Fittingly, Shah and Marquardt are already close. “I am incredibly excited and honored to be named one of Princeton’s first Slavin Fellows along with my friend and classmate Rohan Shah,” said Marquardt.
Shah added: “Matt and I are both earning the entrepreneurship certificate [through the Keller Center] at Princeton and we have had many classes together throughout the years. He has told me extensively about Andluca and has been a great sounding board for Alimtas as well.”
The students said they are eager to learn from their experiences as Slavin fellows.
“I am ecstatic to grow and develop both Alimtas and my personal career under the guidance of the Slavin Family Foundation. By learning from the entire Slavin Fellowship network, I imagine Alimtas and actually, myself over a career, can deliver orders of magnitude more value to this field I so care about,” Shah said.
“The Slavin Fellowship’s goal of creating a close-knit network of students and mentors from around the world and across many different disciplines who can learn from one another and work together was one of the main reasons why I was drawn to the fellowship,” Marquardt said.
Slavin said he looks forward to working with Shah and Marquardt too.
“I've spoken with each of Rohan and Matthew,” said Slavin. “What's next is continuing our conversations, making some new connections, and being on call for whenever they need help.”
Along with the Invictis team, Marquardt will present at the Keller Center’s eLab Demo Days on Aug. 13-14 and conclude his summer internship with I-Corps later in August.
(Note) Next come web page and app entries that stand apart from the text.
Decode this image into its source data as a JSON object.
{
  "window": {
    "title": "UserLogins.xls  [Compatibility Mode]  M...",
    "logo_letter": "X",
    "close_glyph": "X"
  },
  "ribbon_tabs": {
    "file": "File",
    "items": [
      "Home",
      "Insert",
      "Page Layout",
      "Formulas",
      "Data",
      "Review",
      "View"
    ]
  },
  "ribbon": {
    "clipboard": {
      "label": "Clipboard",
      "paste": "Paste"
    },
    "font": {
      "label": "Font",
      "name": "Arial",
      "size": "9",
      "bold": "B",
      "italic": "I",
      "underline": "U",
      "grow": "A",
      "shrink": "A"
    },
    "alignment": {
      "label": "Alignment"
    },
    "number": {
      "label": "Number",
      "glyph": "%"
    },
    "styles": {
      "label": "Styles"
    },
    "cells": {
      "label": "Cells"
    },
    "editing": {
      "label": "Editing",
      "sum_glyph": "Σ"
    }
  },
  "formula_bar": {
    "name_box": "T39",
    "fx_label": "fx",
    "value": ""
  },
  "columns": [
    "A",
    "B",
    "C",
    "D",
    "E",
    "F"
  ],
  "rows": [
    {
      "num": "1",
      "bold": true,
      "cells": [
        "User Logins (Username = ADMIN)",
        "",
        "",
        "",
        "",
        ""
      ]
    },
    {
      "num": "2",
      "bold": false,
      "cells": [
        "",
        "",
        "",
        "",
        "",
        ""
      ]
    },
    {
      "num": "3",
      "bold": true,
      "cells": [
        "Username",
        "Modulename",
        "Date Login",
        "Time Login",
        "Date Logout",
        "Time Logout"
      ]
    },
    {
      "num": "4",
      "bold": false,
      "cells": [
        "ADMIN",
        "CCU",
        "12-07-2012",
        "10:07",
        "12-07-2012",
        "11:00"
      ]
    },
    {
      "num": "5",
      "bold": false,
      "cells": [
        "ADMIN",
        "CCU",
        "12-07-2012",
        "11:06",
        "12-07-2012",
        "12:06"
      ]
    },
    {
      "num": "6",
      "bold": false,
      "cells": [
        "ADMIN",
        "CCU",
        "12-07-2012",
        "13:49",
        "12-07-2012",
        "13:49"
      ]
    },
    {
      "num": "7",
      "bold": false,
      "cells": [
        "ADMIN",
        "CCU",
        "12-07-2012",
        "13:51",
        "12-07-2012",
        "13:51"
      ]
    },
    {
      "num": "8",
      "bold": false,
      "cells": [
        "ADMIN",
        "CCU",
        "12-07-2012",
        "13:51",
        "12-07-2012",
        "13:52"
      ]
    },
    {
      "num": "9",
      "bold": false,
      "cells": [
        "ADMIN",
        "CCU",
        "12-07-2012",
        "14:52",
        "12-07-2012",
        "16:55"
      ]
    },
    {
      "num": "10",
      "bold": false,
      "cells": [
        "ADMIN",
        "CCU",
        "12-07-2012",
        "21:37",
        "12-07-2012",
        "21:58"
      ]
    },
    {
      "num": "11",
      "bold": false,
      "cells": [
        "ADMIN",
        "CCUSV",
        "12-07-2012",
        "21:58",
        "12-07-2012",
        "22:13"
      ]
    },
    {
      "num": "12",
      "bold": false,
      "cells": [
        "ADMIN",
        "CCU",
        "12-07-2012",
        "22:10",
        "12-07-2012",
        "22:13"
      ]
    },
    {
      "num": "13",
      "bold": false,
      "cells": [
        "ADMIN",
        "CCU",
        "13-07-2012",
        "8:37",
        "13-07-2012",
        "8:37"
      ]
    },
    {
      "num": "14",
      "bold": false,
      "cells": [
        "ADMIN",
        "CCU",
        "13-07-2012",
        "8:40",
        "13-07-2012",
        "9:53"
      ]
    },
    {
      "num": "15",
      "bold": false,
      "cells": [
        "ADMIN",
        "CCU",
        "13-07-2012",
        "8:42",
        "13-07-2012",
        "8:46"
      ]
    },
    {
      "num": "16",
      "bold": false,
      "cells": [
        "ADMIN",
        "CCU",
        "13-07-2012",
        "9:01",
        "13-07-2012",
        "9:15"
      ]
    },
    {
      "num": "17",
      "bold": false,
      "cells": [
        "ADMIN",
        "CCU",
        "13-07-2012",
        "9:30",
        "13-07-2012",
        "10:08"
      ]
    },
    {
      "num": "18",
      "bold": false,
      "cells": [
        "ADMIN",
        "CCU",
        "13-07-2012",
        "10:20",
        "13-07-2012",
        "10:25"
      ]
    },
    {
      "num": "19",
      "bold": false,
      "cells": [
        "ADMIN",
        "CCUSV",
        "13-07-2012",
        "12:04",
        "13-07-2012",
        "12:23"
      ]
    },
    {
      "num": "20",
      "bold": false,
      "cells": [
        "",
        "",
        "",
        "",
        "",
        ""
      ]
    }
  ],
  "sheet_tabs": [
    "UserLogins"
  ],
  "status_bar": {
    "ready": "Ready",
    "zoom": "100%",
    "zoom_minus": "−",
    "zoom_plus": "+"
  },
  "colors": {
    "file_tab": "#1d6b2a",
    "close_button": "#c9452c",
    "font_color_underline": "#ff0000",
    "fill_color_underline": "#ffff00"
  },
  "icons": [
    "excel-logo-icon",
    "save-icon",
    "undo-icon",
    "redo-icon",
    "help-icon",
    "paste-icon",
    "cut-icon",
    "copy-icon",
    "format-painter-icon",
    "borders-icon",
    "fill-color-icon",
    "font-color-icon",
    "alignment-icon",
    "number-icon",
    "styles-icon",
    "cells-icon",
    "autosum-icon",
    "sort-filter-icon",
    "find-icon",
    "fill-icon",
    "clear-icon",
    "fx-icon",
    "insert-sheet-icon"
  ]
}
Shah will conclude his summer internship with venture capital firm Polaris Partners and then return to campus for his senior year and to continue his work with Alimtas BioVentures.
“We look forward to watching as Rohan and Matthew continue their entrepreneurial paths,” said Maman. “They will be alumni to keep an eye on!”